→ Aim of the task: Give only the number of lines in the data that include the string "text".

** Opening Provided material block **

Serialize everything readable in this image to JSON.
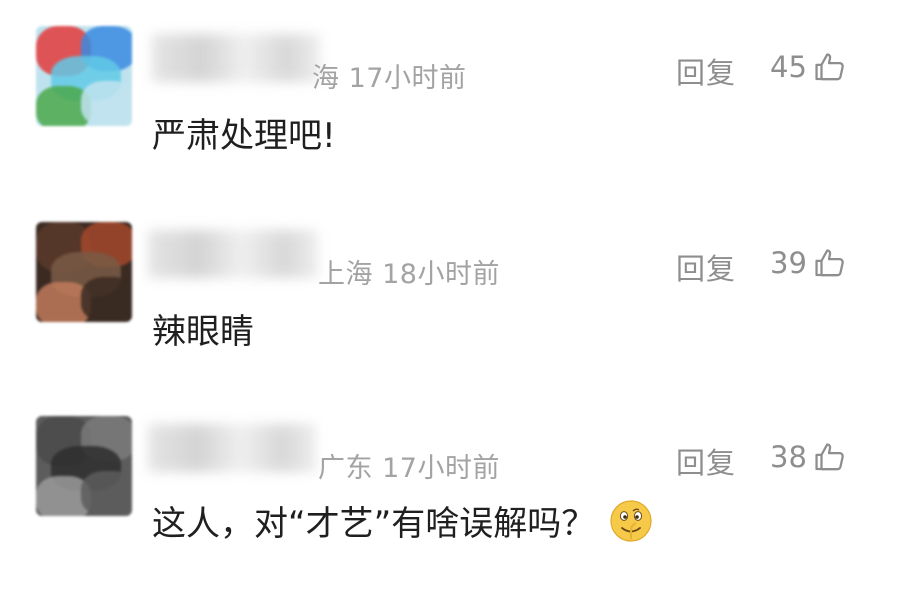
{
  "comments": [
    {
      "location_time": "海 17小时前",
      "reply_label": "回复",
      "likes": "45",
      "text": "严肃处理吧!",
      "avatar_colors": [
        "#e33b3b",
        "#3a8be0",
        "#61c9e6",
        "#4aa84a",
        "#bfe3ee"
      ]
    },
    {
      "location_time": "上海 18小时前",
      "reply_label": "回复",
      "likes": "39",
      "text": "辣眼睛",
      "avatar_colors": [
        "#5a3a2a",
        "#a3482c",
        "#7a5a45",
        "#c07a5a",
        "#3a2a22"
      ]
    },
    {
      "location_time": "广东 17小时前",
      "reply_label": "回复",
      "likes": "38",
      "text": "这人，对“才艺”有啥误解吗？",
      "emoji": "thinking-grin-emoji",
      "avatar_colors": [
        "#4a4a4a",
        "#7a7a7a",
        "#2e2e2e",
        "#9a9a9a",
        "#5c5c5c"
      ]
    }
  ],
  "icons": {
    "like": "thumbs-up-icon"
  },
  "colors": {
    "meta": "#a3a3a3",
    "action": "#8e8e8e",
    "text": "#1f1f1f"
  }
}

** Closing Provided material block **

→ Final answer: 4